We take deep dive into the brand’s new, simplified visual identity and speak to the design studio behind it, Red&White, about the challenges that come with future-proofing such a wide-ranging technology business
The paper artist’s dedication to her work – often spending weeks on a single project – has led to commissions by everyone from Google to the Guardian. She discusses why both creatives and their clients shouldn’t compromise on craft
It’s degree show season, and students all over the country have begun exhibiting their best work. At CR we’re passionate about supporting new talent and will make our way to as many shows as possible to look for outstanding work and innovative ideas.
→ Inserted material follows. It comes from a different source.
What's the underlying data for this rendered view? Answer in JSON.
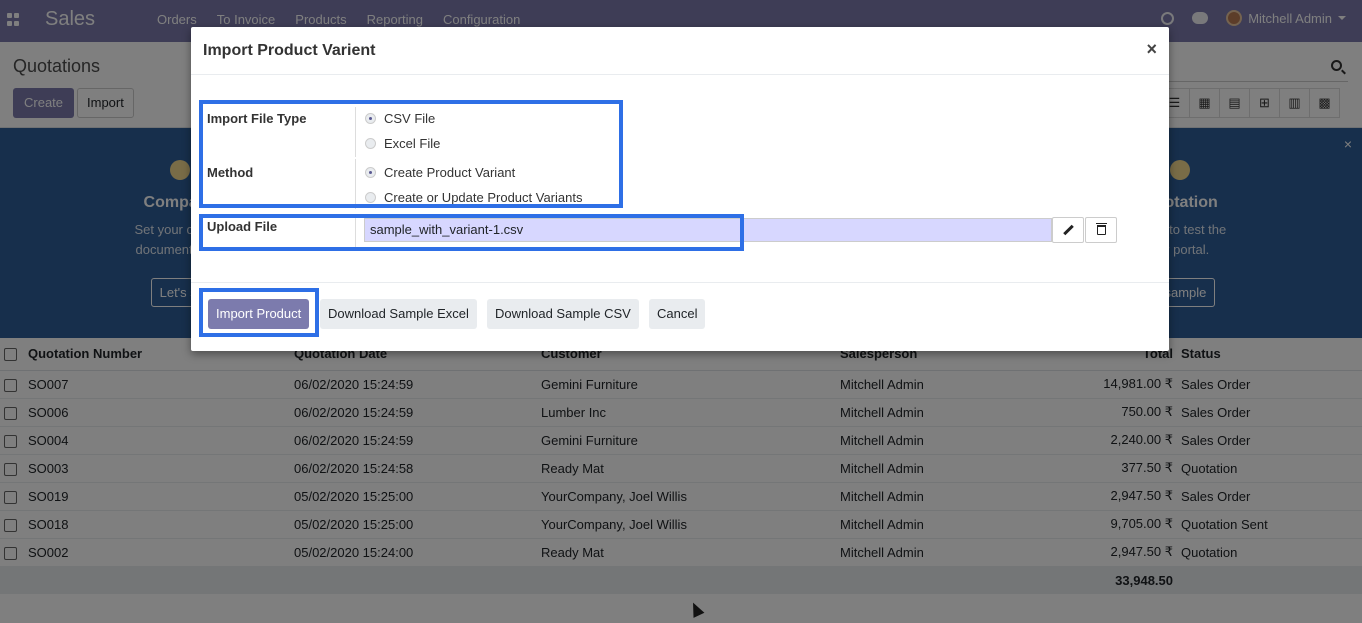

Here’s a list of shows taking place across the country over the next couple of months. Click on the university name to visit each website. If your degree show or one you know of hasn’t been listed here please leave a comment below and we’ll add it in.
Creative Review’s writers and editors discuss the issues that have had us arguing this week. Here, we ponder the lack of funny ads today, made-up Instagram influencers and the delights of the TfL Depot
Chris Dorley-Brown’s new photography book The Corners, published by Hoxton Mini Press, presents scenes of London that are both familiar yet odd.
Huge depots and distribution centres are an inevitable part of our non-stop consumer culture, but one way of lessening their impact on the landscape is to make them look more like it. Hence the new breed of superstructures trying very hard to disappear.
Design store and publisher Counter-Print‘s new book Logos from Japan brings together hundreds of logo designs for Japanese businesses – including bookstores, cafes, salons, dentists, pharmacies, arts organisations and food brands.
There are over 200 images included in the show, and they offer insights into Wenders’ daily life and work at the time, as well as into the nature of Polaroid photography itself, and how it has influenced imagemaking in our modern, digital age.
The photos are displayed in loose groupings, occasionally around Wenders’ films. Two of his movies have featured Polaroids as a dominant prop: in The American Friend, Dennis Hopper snaps himself repeatedly using a Polaroid camera in one scene, while in the road movie Alice in the City, the central character is shown taking numerous Polaroid photographs. Both films make appearances here, the making of them documented by Wenders himself in Polaroid, with a young Dennis Hopper shown looking enigmatic and glorious, the perfect movie star.